Graham Hays is a regular contributor to ESPN.com's women's basketball coverage. E-mail him at Graham.Hays@espn3.com.

NOTABLE NUMBER

18 Pat Summitt might have left North Carolina with Tennessee's first loss of the season, but the Lady Vols' longtime coach didn't go home empty-handed.

Summitt has six NCAA titles on her résumé, and when compared to most of her peers, she's at the top of the list. That is, except when she's rubbing elbows with UNC women's soccer coach Anson Dorrance.

Summitt, known as a tireless learner, asked to sit in on Dorrance's locker room pregame speech as the Tar Heels prepared to take the field in the women's soccer national championship game Sunday in Cary, N.C. In town to face the UNC women's hoops team later that night in nearby Chapel Hill, N.C., Summitt -- dressed head-to-toe in an orange Tennessee sweat suit -- listened in as Dorrance addressed his team just moments before the Tar Heels kicked off the title game against Notre Dame.

During a pregame interview Sunday night at Carmichael Auditorium, Summitt told ESPN's Rebecca Lobo she asked to listen in because Summitt "wants to learn from the best." And that just might be Dorrance. On Sunday, his Tar Heels collected their 18th NCAA title.
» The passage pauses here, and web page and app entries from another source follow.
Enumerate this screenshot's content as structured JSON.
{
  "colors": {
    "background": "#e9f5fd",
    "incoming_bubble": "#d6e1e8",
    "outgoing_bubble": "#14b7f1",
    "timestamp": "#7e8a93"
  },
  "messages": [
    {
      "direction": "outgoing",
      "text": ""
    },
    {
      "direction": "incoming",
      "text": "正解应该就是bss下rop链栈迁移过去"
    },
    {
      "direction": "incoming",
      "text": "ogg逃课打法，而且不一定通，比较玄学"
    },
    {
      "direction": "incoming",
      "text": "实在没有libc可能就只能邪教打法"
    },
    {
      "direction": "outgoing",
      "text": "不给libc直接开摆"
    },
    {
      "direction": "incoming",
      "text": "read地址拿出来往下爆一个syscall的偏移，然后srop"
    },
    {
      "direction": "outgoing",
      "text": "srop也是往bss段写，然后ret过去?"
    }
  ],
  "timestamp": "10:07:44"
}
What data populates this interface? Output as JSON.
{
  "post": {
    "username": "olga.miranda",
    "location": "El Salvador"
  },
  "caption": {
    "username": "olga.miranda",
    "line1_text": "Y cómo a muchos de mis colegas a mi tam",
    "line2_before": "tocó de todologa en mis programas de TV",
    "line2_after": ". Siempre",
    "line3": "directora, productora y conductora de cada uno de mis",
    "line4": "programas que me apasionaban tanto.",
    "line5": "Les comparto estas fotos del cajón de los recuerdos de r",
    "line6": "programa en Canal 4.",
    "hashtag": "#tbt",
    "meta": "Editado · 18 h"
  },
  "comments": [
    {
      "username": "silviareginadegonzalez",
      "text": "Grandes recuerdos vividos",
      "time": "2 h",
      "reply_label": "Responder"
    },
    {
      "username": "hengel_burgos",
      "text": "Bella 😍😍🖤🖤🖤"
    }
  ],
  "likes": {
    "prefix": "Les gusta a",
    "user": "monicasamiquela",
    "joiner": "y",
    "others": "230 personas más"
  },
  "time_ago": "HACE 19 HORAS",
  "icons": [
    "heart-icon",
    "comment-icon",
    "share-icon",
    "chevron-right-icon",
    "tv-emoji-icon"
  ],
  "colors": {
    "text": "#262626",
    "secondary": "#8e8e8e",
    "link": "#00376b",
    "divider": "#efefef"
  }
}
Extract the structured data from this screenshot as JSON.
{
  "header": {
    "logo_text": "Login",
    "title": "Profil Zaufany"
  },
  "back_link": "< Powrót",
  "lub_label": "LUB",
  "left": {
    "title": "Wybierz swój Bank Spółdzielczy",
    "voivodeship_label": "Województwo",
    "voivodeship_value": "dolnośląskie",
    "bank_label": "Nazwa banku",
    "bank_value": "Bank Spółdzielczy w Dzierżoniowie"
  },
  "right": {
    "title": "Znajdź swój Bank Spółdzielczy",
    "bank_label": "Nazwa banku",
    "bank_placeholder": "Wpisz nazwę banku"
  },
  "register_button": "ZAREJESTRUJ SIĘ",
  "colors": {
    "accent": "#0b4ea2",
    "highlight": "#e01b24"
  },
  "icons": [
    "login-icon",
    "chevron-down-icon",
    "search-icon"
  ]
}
In 28 seasons, Dorrance's teams are 629-28-18.

So what did Summitt, who said she has known Dorrance for some time and just finished reading his second book, take away from the locker room talk?

"His speech was serious with the right amount of humor," Summitt told Lobo. "Even before a national championship game, his humor struck me because he had the right balance."

The adoration appears to be mutual.

"For our kids, a lot of them when they were kids were basketball players as well," Dorrance told Lobo. "So it was a thrill for all of us to have her in there and we loved it." -- ESPN.com